Students, RTD brands shaken and stirred

A voyage of discovery begins in Castle St. Photo: Stephen Jaquiery
A voyage of discovery begins in Castle St. Photo: Stephen Jaquiery
Let's talk about alcohol.

On a standard night out, I, like many others, will drink a box of 12 standard drinks (sorry Mum).

That number is well above the maximum recommended intakes set by any kind of initiative interested in preserving your long-term health.

It’s just not rational.

But sometimes you can know things are bad for you and just keep doing them until you pummel yourself into the ground.

So why? It’s the age-old question when it comes to students, isn’t it?

But should it be? Students are always going to drink.

On 99% of Sunday mornings, I and many others like me wake up groggy but happy after a good night out. It’s a quintessential aspect of the social fabric here at Otago and all part of building community, that’s probably never going to change.

What does change is how and what we drink. Particularly for first-year students, who no longer rely on their parents for booze, the choices can be daunting.

You just walk into the nearest liquor store on O Week and wham! Maybe you’ve got a tip from a friend, but besides this, students have surprisingly little knowledge of the subject.

Even second and third-years can be swayed.

This is why alcohol marketing is so effective in studentville.

The case of Bee Alcoholic Lemonade, a company which supplied 1372 standard drinks to a party in Castle St last week, is testament to this.

The sponsorship of the event, which has been subsequently slammed by police, was covert and drew on social relationships to build brand trust.

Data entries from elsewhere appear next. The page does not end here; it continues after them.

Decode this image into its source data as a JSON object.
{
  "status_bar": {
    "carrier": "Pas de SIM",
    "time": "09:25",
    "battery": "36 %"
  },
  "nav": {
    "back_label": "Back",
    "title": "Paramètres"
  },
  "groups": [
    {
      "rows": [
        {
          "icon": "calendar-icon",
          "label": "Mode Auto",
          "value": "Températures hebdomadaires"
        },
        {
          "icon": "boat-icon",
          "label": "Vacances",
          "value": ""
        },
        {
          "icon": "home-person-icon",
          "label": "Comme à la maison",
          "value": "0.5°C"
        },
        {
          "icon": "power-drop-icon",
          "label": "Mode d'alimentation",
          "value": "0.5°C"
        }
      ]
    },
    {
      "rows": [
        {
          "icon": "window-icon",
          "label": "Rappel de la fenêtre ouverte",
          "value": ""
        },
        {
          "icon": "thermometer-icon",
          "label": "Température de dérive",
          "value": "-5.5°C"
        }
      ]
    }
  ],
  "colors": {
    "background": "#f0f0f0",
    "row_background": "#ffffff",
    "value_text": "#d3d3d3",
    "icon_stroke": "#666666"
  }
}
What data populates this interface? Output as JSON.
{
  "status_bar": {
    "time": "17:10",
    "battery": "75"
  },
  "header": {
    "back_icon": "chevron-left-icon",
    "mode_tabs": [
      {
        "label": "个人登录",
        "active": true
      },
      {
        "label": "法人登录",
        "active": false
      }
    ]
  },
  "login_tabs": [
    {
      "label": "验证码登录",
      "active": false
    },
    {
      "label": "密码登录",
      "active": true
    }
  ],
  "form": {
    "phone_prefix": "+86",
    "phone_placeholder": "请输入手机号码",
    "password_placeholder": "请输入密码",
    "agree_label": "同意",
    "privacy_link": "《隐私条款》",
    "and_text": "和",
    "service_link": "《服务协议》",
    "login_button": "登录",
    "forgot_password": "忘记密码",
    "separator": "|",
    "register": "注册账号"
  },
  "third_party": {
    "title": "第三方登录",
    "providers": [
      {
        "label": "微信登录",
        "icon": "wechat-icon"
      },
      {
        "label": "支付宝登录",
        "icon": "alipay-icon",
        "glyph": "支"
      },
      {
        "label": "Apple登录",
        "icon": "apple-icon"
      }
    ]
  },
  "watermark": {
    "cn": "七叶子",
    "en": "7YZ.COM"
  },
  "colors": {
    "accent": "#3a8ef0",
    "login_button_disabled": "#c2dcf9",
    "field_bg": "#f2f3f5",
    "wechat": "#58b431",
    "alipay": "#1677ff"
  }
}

This kind of covert sponsorship is slowly increasing. Students are being signed up to alcohol sponsorship deals, mugs and posters are shipped off freely and samples are gifted by the bucket-load in alcohol stores.

With the way studentville is socially entangled, it’s blatant that students are immensely vulnerable to this type of marketing. If my flat were offered 280 free drinks, regardless of what they were, we would be taking them. I don’t think we would pass up on an opportunity which could prevent the end-of-week budget crunch inevitable most Saturdays.

This kind of opportunistic marketing is not without its faults. The approach fundamentally reshapes how and what students drink on an average night out, changing expectations around what "getting on the piss" looks like.

What is being marketed so effectively to students is 10-12 packs of RTDs, a drink which you can realistically plough through in less than a minute.

Something like good ol’ Speight’s is most commonly purchased in 24 packs and are not as easy to drink despite having less alcohol content.

If you have a 24 pack of Speight’s, your mentality is never going to be to finish the box: if it is, that’s a worry.

If you only have 10 RTDs, your mentality is going to be to finish the box in rapid time, leaving you drunk as a skunk and conked out before you even get started.

While this of course doesn’t always happen, it’s much more likely when drinking RTDs with high-alcohol content and lemonade-esque tastes.

The carnage of Castle St is always going to be there, but the way alcohol is marketed and consumed fundamentally changes its shape. The conditions surrounding your drinking will be the key determinant of how you experience the world in that time and subsequently how you treat it.

And if this is the case, there really isn’t a reason to pin blame on the students who are thrust into circumstances which shape their action considerably.

Alcohol brands are feasting in a state of deregulated student drinking with scarce controls if anything goes wrong. Because of this, students are consistently meeting the ambulance at the bottom of the cliff instead of having measures in place to keep their drinking safe.

Obviously, a student pub would go a long way to solving this issue, but inhibiting covert alcohol marketing schemes like the one instituted by Bee is something we can do now. Not only would studentville look a little cleaner, but students might also look a little happier as RTD brands loosen their chokeholds and students begin to drink in conditions which facilitate laughs and longevity.

Have a good O Week everyone, and remember to think kindly of us next time things go awry in Castle St.

 - Hugh Askerud is a 20-year-old local resident and student at the University of Otago, majoring in politics and religious studies.